# [Data shown]

________________

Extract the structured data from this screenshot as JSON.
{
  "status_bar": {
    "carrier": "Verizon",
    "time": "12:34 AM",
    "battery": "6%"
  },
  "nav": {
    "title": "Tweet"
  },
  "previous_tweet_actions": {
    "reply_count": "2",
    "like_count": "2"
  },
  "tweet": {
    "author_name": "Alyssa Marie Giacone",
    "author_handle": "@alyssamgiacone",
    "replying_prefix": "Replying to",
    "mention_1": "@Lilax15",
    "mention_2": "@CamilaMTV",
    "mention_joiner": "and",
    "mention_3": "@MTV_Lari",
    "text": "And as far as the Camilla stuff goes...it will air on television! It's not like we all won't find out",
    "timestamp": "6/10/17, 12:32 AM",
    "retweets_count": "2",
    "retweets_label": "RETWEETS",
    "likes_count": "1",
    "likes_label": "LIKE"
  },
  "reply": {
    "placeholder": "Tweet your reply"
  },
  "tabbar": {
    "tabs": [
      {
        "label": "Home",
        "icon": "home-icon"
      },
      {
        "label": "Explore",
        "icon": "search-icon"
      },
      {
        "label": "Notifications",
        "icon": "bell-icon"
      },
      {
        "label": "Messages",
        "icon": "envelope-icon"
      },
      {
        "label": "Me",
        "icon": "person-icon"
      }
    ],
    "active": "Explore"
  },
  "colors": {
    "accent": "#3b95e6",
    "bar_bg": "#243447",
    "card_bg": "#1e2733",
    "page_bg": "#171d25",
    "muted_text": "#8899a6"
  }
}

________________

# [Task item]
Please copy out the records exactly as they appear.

# [Solution to this task]
Extract the structured data from this screenshot as JSON.
{
  "status_bar": {
    "carrier": "Verizon",
    "time": "12:34 AM",
    "battery": "6%"
  },
  "nav": {
    "title": "Tweet"
  },
  "previous_tweet_actions": {
    "reply_count": "2",
    "like_count": "2"
  },
  "tweet": {
    "author_name": "Alyssa Marie Giacone",
    "author_handle": "@alyssamgiacone",
    "replying_prefix": "Replying to",
    "mention_1": "@Lilax15",
    "mention_2": "@CamilaMTV",
    "mention_joiner": "and",
    "mention_3": "@MTV_Lari",
    "text": "And as far as the Camilla stuff goes...it will air on television! It's not like we all won't find out",
    "timestamp": "6/10/17, 12:32 AM",
    "retweets_count": "2",
    "retweets_label": "RETWEETS",
    "likes_count": "1",
    "likes_label": "LIKE"
  },
  "reply": {
    "placeholder": "Tweet your reply"
  },
  "tabbar": {
    "tabs": [
      {
        "label": "Home",
        "icon": "home-icon"
      },
      {
        "label": "Explore",
        "icon": "search-icon"
      },
      {
        "label": "Notifications",
        "icon": "bell-icon"
      },
      {
        "label": "Messages",
        "icon": "envelope-icon"
      },
      {
        "label": "Me",
        "icon": "person-icon"
      }
    ],
    "active": "Explore"
  },
  "colors": {
    "accent": "#3b95e6",
    "bar_bg": "#243447",
    "card_bg": "#1e2733",
    "page_bg": "#171d25",
    "muted_text": "#8899a6"
  }
}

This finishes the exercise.